LA Labor Dept. gets federal grant to help laid-off GM employees

BATON ROUGE, LA (KSLA) - The U.S. Labor Department has given a $1 million grant to the Louisiana Workforce Commission to help workers recently laid off from Shreveport's General Motors plant.

Hundreds of workers at the plant, along with employees of GM suppliers, were laid off when the automaker shut down it's second shift. The plant makes the Chevy Colorado and GMC Canyon pickups, the Hummer H3 SUV and Hummer H3T truck. This segment has seen a drop in sales due to the economy and gas prices.

"This federal assistance is very important in helping the hundreds of workers who have been laid off in Northwest Louisiana, but we still have much more work to do to foster the future growth of the automotive industry in our state," said Louisiana Governor Bobby Jindal. "I have been to Detroit and met with the president of GM, and we know that there is currently a nationwide shift in market conditions taking place that is driving consumers to choose more fuel-efficient vehicles. This means that we must position our state and our workers to meet the demands of this changing market and attract future investments in projects and facilities that will create more fuel-efficient automobiles. We are also continuing to work with GM to discuss the possibility of the company converting their operations here toward making other types of vehicles that would put our workers back to work.
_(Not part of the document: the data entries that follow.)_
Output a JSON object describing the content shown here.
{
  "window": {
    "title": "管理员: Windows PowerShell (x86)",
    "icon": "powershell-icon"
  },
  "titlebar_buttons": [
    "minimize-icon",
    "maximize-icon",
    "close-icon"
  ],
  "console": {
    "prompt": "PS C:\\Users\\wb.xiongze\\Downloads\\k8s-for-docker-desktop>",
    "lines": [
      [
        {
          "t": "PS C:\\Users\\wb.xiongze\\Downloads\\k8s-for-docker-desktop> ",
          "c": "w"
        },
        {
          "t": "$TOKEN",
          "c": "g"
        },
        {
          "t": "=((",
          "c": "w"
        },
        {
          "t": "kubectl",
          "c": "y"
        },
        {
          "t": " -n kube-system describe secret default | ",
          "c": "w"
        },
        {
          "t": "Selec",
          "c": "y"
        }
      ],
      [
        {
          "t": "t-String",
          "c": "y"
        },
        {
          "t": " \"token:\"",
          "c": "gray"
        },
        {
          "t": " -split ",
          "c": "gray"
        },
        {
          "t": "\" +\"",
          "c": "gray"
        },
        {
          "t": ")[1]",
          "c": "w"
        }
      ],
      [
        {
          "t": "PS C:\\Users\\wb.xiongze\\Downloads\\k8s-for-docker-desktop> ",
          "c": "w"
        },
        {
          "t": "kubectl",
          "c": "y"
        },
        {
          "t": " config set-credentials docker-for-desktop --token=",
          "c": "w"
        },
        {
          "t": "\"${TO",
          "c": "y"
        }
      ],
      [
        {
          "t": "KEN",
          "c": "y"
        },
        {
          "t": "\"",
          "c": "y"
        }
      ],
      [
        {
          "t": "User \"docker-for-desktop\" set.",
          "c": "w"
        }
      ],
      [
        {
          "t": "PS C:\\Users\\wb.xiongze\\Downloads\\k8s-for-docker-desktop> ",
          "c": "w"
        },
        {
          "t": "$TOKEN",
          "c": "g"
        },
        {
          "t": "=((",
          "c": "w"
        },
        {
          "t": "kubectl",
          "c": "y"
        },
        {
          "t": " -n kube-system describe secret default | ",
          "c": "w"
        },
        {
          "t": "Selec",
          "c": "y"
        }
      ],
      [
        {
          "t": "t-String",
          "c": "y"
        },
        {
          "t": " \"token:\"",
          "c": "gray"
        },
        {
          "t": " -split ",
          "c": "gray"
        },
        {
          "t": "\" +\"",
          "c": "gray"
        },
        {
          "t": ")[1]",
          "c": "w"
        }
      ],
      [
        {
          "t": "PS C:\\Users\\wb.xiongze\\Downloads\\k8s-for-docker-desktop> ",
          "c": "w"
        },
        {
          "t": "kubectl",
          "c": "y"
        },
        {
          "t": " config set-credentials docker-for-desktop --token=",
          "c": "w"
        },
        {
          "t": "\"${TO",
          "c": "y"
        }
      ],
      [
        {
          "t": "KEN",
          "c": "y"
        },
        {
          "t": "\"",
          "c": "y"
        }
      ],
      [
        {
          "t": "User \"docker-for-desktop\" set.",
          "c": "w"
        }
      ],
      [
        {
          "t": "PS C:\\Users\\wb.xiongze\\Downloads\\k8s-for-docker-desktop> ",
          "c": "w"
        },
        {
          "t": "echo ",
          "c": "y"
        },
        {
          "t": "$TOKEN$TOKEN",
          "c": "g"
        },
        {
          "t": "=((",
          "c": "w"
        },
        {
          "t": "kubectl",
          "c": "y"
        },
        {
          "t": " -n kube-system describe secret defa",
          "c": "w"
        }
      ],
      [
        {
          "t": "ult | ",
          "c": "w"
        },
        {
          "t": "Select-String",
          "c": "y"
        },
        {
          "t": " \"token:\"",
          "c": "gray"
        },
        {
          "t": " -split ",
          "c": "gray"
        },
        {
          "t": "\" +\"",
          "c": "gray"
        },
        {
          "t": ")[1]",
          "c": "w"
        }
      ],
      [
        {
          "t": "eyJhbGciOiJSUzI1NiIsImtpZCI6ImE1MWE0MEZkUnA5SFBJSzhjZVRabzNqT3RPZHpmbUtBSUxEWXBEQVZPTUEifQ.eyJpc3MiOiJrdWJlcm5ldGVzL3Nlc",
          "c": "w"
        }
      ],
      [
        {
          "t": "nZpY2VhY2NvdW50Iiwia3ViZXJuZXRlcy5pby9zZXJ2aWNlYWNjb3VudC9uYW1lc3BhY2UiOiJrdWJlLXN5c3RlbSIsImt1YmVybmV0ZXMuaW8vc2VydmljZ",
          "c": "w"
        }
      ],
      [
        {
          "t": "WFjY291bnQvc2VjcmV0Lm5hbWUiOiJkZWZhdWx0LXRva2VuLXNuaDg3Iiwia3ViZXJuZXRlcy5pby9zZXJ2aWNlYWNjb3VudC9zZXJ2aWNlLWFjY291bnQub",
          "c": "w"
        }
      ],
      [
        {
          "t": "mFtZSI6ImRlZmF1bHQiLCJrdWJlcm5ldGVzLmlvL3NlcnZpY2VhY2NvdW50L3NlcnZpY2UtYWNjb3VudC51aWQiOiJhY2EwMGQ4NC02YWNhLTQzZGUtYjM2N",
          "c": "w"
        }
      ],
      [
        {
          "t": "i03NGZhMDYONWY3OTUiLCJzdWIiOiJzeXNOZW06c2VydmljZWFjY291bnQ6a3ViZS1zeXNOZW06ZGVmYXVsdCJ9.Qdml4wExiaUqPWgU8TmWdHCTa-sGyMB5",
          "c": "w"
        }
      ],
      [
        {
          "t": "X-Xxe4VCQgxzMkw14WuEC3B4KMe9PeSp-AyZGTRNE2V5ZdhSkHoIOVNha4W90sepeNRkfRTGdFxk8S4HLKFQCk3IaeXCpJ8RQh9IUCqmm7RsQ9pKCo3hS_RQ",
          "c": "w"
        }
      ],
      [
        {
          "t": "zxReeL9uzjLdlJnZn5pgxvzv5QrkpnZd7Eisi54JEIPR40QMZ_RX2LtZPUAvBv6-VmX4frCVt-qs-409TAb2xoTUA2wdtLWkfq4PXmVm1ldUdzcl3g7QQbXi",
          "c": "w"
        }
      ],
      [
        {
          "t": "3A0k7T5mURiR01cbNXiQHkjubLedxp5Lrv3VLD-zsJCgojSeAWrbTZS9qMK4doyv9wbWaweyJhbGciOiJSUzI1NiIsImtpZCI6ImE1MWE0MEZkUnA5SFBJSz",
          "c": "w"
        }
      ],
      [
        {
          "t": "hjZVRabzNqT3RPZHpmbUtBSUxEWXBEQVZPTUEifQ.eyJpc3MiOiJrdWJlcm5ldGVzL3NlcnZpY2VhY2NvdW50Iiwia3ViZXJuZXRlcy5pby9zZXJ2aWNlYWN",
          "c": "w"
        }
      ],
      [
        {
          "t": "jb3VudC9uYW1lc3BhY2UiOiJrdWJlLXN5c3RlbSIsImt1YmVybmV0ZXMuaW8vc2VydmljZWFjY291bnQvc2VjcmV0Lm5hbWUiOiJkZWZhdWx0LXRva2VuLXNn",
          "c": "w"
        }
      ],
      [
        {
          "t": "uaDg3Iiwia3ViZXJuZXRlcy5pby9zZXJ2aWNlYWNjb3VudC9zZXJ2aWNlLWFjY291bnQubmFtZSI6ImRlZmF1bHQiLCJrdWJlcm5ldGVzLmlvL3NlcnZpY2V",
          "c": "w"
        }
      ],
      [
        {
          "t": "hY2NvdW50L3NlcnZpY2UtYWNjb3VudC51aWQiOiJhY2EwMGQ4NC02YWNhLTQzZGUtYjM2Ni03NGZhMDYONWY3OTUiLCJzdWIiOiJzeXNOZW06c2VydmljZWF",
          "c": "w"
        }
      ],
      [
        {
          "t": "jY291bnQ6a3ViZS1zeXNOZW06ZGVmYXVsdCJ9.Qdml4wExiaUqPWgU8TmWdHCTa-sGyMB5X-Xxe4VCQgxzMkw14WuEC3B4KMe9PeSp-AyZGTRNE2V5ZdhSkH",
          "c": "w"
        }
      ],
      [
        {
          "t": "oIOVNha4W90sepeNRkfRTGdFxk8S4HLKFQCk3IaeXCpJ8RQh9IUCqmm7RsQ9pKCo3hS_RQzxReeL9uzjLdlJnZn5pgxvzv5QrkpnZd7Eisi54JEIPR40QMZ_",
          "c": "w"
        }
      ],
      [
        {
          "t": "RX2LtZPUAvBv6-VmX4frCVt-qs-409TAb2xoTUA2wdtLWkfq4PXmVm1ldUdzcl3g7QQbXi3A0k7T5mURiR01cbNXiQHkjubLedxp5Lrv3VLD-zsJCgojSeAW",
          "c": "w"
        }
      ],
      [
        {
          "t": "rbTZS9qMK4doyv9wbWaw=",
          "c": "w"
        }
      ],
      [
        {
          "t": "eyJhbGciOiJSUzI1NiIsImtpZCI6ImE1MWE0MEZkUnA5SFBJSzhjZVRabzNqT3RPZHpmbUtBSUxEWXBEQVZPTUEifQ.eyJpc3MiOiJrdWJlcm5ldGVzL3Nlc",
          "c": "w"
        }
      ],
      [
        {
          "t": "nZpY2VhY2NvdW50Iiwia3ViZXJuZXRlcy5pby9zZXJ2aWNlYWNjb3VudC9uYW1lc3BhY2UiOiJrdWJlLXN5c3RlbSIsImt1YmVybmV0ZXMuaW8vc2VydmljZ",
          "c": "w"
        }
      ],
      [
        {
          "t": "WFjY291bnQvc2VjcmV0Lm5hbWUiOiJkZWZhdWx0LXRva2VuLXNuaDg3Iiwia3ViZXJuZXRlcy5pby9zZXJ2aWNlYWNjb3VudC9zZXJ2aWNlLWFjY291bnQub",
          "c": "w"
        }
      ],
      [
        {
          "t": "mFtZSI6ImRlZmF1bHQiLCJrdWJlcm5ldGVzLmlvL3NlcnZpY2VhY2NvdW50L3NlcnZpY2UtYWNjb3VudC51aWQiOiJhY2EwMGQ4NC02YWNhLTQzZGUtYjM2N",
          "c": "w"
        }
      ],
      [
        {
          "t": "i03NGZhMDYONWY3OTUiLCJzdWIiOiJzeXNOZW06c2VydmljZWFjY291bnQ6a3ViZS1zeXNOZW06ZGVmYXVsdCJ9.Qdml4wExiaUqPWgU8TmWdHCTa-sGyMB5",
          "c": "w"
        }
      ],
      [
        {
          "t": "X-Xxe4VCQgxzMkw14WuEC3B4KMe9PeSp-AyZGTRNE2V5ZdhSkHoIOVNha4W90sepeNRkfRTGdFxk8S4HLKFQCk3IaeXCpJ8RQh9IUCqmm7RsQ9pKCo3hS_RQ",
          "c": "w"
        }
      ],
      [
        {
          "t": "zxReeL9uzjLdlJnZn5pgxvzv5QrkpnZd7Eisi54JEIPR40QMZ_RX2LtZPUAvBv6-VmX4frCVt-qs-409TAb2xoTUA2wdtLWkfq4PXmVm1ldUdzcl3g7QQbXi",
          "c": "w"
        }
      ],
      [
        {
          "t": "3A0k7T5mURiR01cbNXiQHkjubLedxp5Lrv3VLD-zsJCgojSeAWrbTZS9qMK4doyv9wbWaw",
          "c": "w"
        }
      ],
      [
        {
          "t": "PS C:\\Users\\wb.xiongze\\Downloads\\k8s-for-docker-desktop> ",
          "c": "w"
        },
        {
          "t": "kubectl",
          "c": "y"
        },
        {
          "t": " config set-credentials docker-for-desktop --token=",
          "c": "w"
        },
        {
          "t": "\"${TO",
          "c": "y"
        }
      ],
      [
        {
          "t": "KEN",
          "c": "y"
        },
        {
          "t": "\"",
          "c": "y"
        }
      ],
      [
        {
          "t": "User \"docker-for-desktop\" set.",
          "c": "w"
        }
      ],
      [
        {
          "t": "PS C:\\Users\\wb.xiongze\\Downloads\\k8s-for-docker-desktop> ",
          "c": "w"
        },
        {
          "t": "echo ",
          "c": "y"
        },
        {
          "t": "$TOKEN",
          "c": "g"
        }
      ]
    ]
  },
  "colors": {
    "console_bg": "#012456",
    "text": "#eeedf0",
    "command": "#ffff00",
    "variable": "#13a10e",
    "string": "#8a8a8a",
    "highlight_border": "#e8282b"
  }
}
"I recently sent a letter to Congress to request that they provide low-interest loans to automobile manufacturers in order to facilitate increased investment in alternative fuel technology, which we will encourage to grow right here in Louisiana. Just this week, we broke ground on a renewable fuel facility in Geismar that will create dozens of high-paying jobs. With increased research and investment into alternative sources of energy, along with continued support for our oil and gas industry, we can make Louisiana the energy capital of the world."

Through the $1 million U.S. Department of Labor grant, all workers affected by recent automobile industry layoffs will have access to the full array of federal dislocated workers services. Trade-eligible dislocated workers will have access to skill assessment services, counseling, case management, job search services, job placement, and follow-up services.

In August, Governor Jindal traveled to Detroit to meet with the president of General Motors North America to discuss the state's continuing support for GM's Shreveport facility and to reinforce that Louisiana will do whatever it can to support the Shreveport facility in adapting to changing market conditions, which may drive the company to convert their equipment and facilities toward producing more fuel efficient vehicles.

Governor Jindal also went to Congress to ask for increased support of the automobile industry in Louisiana. In late September, the Governor sent a letter to leaders of Congress, requesting their support for the Advanced Technology Vehicles Manufacturing Initiative, which would provide low-interest loans to automobile manufacturers and suppliers for the specific purpose of fostering research and development for advanced technology vehicles (including those using fuel cell technology, plug-in hybrids, extended range electric cars, and other advanced hybrid vehicles).

The Governor said in the letter that, "these loans will be utilized by U.S. automakers in the purchase of new equipment for existing manufacturing facilities as well as engineering activities associated with designing these vehicles of the future. Given the current state of the economy, it has become increasingly difficult for the automobile industry to secure critical funding for their research and development activities, which is necessary in order to produce more fuel-efficient vehicles.  The allocation of funds to support this initiative would go far in helping this vital American industry reach its full potential while also helping to reduce the carbon footprint of both the manufacturing facility and the final product itself."